Eagles quarterback Donovan McNabb put the lie to the old saw that athletes don't read their press clippings. McNabb was approached last week by a Philadelphia sportswriter who had penned a column in September questioning the wisdom of McNabb adding bulk in the offseason because his game is based on elusiveness. When the same writer asked McNabb about defenders saying it was difficult to bring him down because of his size and strength, McNabb said, "Maybe we won't have to talk to the hockey guys again." Then he laughed. It was a reference to that September column, in which the writer had spoken with, among others, the Philadelphia Flyers' trainer about the consequences of adding bulk . . . Bears defensive coordinator Greg Blache is among the best coaches in the NFL so he is not worried about the future, though he knows head coach Dick Jauron is on the hot seat even if the Bears finish with a rush to go 8-8 after a 1-5 start. Part of his attitude is based on watching Jauron this season. "He's a tower of strength," Blache said. "He's poised. He's not worried about it. Why should other people be worried about it? You're a hired gun. You know when you go in there that you're just renting office space. If you're not good at what you do, then you need to worry, because if you lose a job, you may not get another job. If you're good at what you do and you work hard at what you do, you don't worry about that." If Jauron is fired, as expected, he might land one of the other openings for a head coach, and it would be well deserved. Not only did he not have the support of general manager Jerry Angelo, but at times it looked as though Angelo made moves to purposely make the job more difficult. Why, for instance, is Ted Washington in New England and Kordell Stewart in Chicago? . . . How does Dallas guard Larry Allen make the Pro Bowl when he can barely make the starting lineup in Dallas? . . . Here are facts that may make you uneasy. Since 1990, only twice have the top two seeds in the NFC not met in the conference championship game. But in the AFC, the top seed has reached the Super Bowl only once in the past four years (Oakland last season, and you know what happened then) and it has happened only twice in the last nine years. But all does not bode badly for the Patriots. Early in the season, it appeared that injuries were going to crush their chances of returning to the playoffs. They not only survived an incredible rash of injuries that resulted in Belichick having to use 42 different starters but now are the most healthy team among the AFC playoff entrants. Add home-field advantage to that and the Patriots might well be able to make it two years in a row that an AFC top seed reaches the Super Bowl.
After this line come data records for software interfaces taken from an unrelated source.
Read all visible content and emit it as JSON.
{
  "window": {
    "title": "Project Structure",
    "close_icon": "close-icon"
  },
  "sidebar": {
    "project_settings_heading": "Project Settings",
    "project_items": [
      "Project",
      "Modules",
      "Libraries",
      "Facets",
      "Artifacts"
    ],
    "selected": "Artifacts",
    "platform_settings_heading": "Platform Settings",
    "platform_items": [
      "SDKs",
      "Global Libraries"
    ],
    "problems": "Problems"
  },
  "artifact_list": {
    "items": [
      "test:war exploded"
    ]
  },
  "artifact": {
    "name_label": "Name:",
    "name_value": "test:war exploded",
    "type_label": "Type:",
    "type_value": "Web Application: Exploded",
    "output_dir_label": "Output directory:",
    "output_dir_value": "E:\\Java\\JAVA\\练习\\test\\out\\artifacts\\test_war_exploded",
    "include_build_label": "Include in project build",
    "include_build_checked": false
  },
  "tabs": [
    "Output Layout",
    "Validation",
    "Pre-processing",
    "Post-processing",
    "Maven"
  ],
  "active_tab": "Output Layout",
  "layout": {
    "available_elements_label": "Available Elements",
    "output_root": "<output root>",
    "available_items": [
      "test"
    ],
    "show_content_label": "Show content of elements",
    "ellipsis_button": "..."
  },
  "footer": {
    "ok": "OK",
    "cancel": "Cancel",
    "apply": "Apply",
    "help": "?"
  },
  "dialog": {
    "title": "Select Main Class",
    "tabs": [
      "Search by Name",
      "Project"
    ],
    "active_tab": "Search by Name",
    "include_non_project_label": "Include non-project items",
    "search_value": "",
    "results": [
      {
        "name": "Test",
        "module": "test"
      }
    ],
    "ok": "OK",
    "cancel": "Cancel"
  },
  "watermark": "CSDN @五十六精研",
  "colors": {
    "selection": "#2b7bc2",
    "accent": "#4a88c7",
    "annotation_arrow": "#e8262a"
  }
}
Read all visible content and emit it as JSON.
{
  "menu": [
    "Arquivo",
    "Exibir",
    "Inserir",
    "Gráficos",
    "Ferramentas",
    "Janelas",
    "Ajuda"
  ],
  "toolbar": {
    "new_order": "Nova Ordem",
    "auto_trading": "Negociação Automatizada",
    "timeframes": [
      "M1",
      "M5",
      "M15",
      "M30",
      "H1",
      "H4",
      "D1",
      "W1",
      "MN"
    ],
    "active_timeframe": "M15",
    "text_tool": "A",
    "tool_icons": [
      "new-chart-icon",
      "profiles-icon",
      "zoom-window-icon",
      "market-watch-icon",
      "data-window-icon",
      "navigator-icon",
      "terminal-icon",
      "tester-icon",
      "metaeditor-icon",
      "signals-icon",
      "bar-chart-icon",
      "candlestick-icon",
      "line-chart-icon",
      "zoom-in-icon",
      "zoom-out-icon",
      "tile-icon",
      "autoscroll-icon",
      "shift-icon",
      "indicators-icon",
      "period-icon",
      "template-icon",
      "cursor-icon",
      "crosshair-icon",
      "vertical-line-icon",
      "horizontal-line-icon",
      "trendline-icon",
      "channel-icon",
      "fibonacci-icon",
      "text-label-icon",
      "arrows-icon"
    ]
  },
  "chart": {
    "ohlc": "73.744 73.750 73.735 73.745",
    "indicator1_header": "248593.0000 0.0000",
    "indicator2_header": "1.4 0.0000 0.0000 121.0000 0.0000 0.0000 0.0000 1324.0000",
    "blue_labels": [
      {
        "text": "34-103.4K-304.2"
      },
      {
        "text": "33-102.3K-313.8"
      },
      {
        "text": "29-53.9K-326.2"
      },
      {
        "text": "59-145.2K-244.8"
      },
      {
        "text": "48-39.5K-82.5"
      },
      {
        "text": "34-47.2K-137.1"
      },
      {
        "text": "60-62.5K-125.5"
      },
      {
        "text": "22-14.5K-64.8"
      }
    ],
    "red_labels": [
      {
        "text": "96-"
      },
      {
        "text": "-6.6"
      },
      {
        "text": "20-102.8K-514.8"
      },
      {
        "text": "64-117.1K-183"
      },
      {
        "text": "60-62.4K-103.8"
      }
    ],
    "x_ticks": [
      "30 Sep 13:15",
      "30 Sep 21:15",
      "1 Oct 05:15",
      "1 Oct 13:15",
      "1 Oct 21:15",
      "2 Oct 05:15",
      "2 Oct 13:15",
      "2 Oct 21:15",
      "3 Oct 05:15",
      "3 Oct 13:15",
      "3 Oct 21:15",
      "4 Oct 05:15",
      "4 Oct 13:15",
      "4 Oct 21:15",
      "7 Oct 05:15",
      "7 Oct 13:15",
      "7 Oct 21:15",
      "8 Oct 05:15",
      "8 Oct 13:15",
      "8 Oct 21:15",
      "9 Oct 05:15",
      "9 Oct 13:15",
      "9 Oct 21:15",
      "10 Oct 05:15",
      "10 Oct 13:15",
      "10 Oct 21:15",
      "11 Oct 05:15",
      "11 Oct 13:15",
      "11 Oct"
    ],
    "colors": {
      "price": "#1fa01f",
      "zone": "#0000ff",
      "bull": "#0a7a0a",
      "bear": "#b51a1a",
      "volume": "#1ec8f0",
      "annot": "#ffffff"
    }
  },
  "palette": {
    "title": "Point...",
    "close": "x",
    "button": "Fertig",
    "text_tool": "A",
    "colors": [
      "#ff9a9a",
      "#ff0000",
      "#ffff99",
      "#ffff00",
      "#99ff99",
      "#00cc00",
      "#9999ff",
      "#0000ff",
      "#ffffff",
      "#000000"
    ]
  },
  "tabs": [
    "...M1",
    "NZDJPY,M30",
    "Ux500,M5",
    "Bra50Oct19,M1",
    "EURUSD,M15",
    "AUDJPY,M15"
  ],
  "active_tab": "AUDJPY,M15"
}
While the Patriots have been growing stronger, the Chiefs' suspect defense has begun to fade at the worst of times. Kansas City has given up an average of 413 yards and nearly 30 points a game the last six weeks, which is why the Chiefs are 3-3 in those games after their fast start. The same is true, although to a lesser extent, with the Titans and Colts. That means as the playoffs commence the most dangerous teams for the Patriots may well be the Ravens, because of their defense and Lewis, and the Broncos, who lost to New England earlier in the year with a guy playing quarterback who had been a high school football coach two weeks earlier. Now Jake Plummer is back and he's 9-2 as a starter this year, so a Denver-New England matchup would be an interesting and dangerous one . . . How much difference has the return of Jeff Garcia at quarterback meant to the 49ers? In its last three games with Garcia back, San Francisco piled up 1,415 yards, the most by any team this month. Garcia has completed 60 of 90 throws for 851 yards and 8 touchdowns this month. That gives him a quarterback rating of 125.3 in December and probably means the 49ers will not allow him to slip off into free agency despite his salary cap number . . . With Terrell Owens out with a separated shoulder, 49ers coach Dennis Erickson was painfully honest when asked who had replaced him as the first option for Garcia. "Nobody," Erickson said. "We'll just go to whoever of the three or four guys that are playing are open." Assuming anyone is.
Material from personal interviews, wire services, other beat writers, and league and team sources was used in this report.
© Copyright 2003 Globe Newspaper Company.